------ Record extracts ------

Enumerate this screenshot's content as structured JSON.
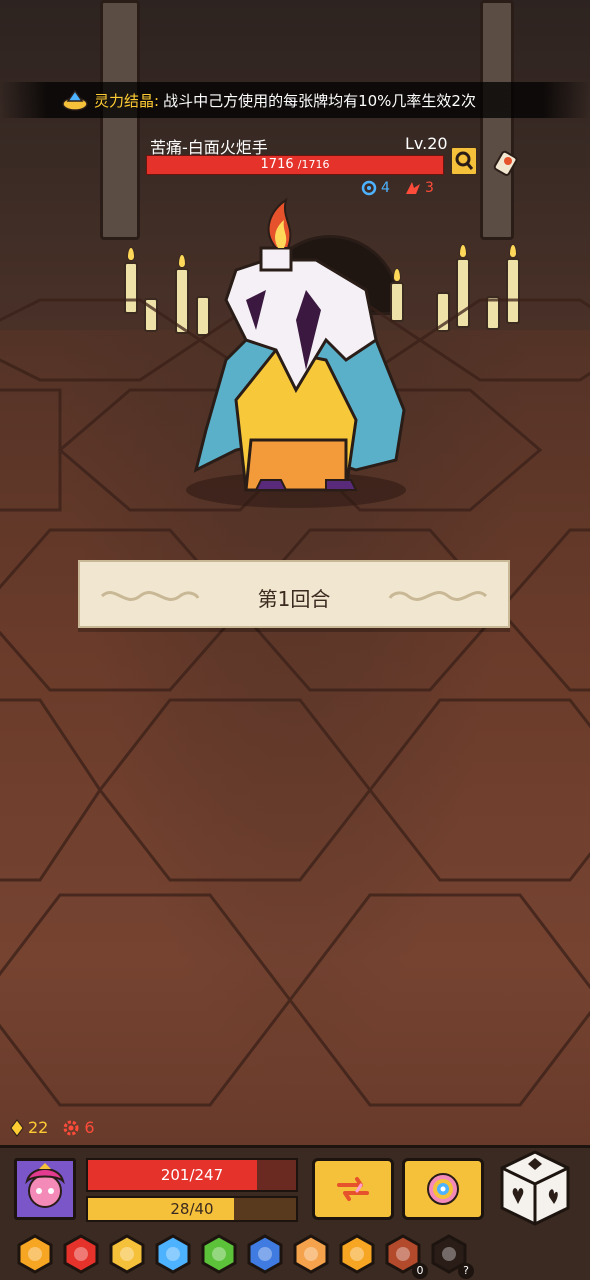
{
  "banner": {
    "tag": "灵力结晶:",
    "text": "战斗中己方使用的每张牌均有10%几率生效2次"
  },
  "enemy": {
    "name": "苦痛-白面火炬手",
    "level": "Lv.20",
    "hp_text": "1716",
    "hp_max_text": "/1716",
    "hp_fraction": 1.0,
    "shield": "4",
    "attack": "3"
  },
  "round": {
    "label": "第1回合"
  },
  "player": {
    "energy": "22",
    "gear": "6",
    "hp_text": "201/247",
    "hp_fraction": 0.8138,
    "mp_text": "28/40",
    "mp_fraction": 0.7
  },
  "tray": {
    "items": [
      {
        "icon": "claw-gauntlet-icon",
        "color": "#f6a623"
      },
      {
        "icon": "red-horn-icon",
        "color": "#e5322b"
      },
      {
        "icon": "gold-armor-icon",
        "color": "#f6c13a"
      },
      {
        "icon": "diamond-badge-icon",
        "color": "#4db2ff"
      },
      {
        "icon": "green-potion-icon",
        "color": "#5bc23a"
      },
      {
        "icon": "blue-sickle-icon",
        "color": "#3f7be0"
      },
      {
        "icon": "target-disc-icon",
        "color": "#f4a24b"
      },
      {
        "icon": "fire-crown-icon",
        "color": "#f6a623"
      },
      {
        "icon": "bowl-icon",
        "color": "#b24a2b",
        "badge": "0"
      },
      {
        "icon": "magic-hat-dice-icon",
        "color": "#2a1d18",
        "badge": "?"
      }
    ]
  },
  "colors": {
    "hp": "#e5322b",
    "mp": "#f6c13a",
    "accent": "#ffcc33"
  }
}
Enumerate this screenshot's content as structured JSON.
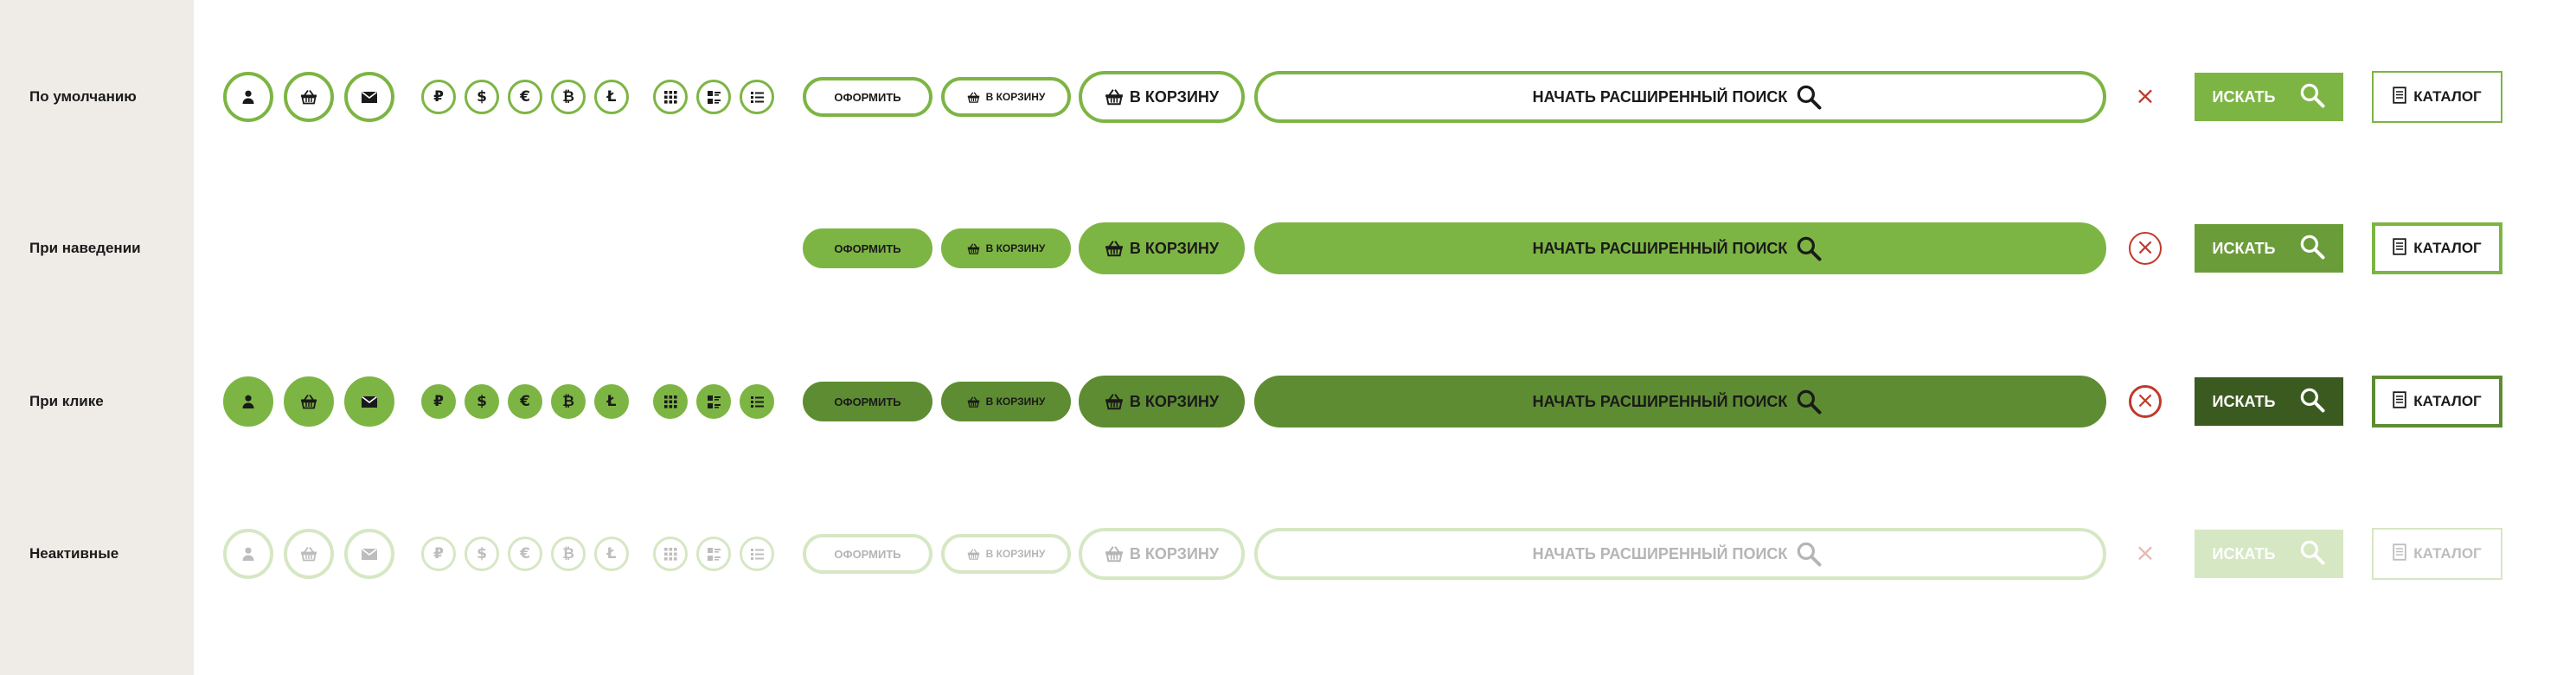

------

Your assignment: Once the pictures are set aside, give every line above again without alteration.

Your solution:
Enumerate this screenshot's content as structured JSON.
{
  "banner": {
    "tag": "灵力结晶:",
    "text": "战斗中己方使用的每张牌均有10%几率生效2次"
  },
  "enemy": {
    "name": "苦痛-白面火炬手",
    "level": "Lv.20",
    "hp_text": "1716",
    "hp_max_text": "/1716",
    "hp_fraction": 1.0,
    "shield": "4",
    "attack": "3"
  },
  "round": {
    "label": "第1回合"
  },
  "player": {
    "energy": "22",
    "gear": "6",
    "hp_text": "201/247",
    "hp_fraction": 0.8138,
    "mp_text": "28/40",
    "mp_fraction": 0.7
  },
  "tray": {
    "items": [
      {
        "icon": "claw-gauntlet-icon",
        "color": "#f6a623"
      },
      {
        "icon": "red-horn-icon",
        "color": "#e5322b"
      },
      {
        "icon": "gold-armor-icon",
        "color": "#f6c13a"
      },
      {
        "icon": "diamond-badge-icon",
        "color": "#4db2ff"
      },
      {
        "icon": "green-potion-icon",
        "color": "#5bc23a"
      },
      {
        "icon": "blue-sickle-icon",
        "color": "#3f7be0"
      },
      {
        "icon": "target-disc-icon",
        "color": "#f4a24b"
      },
      {
        "icon": "fire-crown-icon",
        "color": "#f6a623"
      },
      {
        "icon": "bowl-icon",
        "color": "#b24a2b",
        "badge": "0"
      },
      {
        "icon": "magic-hat-dice-icon",
        "color": "#2a1d18",
        "badge": "?"
      }
    ]
  },
  "colors": {
    "hp": "#e5322b",
    "mp": "#f6c13a",
    "accent": "#ffcc33"
  }
}
Enumerate this screenshot's content as structured JSON.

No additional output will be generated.